# [Action item]
Below are some records. Pull every line that contains the word "name".

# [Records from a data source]
++++++++++

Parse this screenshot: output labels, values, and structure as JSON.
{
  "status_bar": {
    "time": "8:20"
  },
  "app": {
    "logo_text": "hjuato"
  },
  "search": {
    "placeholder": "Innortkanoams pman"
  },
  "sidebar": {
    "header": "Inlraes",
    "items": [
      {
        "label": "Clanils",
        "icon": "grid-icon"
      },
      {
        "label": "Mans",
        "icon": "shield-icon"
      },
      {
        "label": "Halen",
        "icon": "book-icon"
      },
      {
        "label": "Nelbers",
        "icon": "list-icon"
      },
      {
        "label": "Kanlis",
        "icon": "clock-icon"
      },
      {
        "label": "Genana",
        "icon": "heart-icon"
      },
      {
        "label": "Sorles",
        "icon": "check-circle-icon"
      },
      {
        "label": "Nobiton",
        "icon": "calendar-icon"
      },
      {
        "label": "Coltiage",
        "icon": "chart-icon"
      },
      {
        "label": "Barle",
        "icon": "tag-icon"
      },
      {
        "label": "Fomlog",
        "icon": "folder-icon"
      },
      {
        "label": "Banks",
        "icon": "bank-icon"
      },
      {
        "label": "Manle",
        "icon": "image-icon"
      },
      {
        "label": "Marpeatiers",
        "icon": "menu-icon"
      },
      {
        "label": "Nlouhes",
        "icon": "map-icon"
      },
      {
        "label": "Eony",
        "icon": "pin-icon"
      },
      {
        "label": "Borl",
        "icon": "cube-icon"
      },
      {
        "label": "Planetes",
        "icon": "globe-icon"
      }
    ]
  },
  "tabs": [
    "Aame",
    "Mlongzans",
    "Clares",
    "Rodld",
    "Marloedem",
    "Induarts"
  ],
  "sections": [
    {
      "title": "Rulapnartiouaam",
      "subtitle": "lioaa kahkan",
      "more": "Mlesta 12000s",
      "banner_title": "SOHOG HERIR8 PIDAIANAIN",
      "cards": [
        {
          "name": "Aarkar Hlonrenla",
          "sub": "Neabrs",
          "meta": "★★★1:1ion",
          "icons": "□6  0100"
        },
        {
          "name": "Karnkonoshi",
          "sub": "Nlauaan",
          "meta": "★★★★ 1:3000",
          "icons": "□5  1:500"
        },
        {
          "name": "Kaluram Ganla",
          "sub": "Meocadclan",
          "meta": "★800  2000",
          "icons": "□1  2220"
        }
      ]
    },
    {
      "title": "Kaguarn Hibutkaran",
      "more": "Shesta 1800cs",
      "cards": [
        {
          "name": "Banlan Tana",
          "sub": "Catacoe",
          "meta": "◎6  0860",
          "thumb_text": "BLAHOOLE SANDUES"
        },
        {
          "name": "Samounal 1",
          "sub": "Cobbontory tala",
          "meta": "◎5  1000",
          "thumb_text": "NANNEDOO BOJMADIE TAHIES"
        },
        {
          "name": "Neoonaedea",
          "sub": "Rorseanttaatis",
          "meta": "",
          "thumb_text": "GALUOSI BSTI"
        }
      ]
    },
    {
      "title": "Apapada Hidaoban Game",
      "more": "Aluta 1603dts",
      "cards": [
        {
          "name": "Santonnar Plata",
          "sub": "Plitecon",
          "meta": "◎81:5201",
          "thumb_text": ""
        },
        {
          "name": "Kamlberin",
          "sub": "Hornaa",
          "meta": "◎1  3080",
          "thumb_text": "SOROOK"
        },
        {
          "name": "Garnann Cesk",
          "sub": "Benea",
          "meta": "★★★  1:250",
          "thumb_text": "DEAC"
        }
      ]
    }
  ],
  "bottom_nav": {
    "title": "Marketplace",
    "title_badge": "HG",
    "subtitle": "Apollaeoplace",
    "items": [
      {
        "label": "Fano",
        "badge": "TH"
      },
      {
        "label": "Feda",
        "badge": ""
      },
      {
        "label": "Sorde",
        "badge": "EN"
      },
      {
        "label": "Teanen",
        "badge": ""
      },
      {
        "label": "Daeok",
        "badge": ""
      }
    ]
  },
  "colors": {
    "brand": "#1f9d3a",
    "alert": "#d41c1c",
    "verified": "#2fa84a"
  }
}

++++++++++

# [Output for this exercise]
          "name": "Aarkar Hlonrenla",
          "name": "Karnkonoshi",
          "name": "Kaluram Ganla",
          "name": "Banlan Tana",
          "name": "Samounal 1",
          "name": "Neoonaedea",
          "name": "Santonnar Plata",
          "name": "Kamlberin",
          "name": "Garnann Cesk",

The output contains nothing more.